───── Records supplied ─────

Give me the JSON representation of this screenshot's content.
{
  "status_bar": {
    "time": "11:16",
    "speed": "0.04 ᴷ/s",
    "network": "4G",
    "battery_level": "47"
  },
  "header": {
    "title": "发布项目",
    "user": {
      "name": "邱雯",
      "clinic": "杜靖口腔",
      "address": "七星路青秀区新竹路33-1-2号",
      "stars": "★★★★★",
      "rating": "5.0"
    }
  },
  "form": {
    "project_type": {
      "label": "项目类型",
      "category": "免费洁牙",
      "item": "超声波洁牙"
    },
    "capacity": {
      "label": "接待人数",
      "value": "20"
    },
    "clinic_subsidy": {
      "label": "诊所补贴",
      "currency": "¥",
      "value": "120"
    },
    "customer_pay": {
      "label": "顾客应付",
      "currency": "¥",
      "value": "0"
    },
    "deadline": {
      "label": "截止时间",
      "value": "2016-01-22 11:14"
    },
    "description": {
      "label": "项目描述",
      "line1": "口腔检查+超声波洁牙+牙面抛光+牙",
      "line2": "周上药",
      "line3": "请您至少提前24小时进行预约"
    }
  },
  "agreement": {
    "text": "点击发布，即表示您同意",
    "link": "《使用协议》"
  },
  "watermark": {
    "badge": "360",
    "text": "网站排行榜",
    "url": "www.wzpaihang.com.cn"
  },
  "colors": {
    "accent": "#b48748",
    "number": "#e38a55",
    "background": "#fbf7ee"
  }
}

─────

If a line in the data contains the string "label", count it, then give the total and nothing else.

6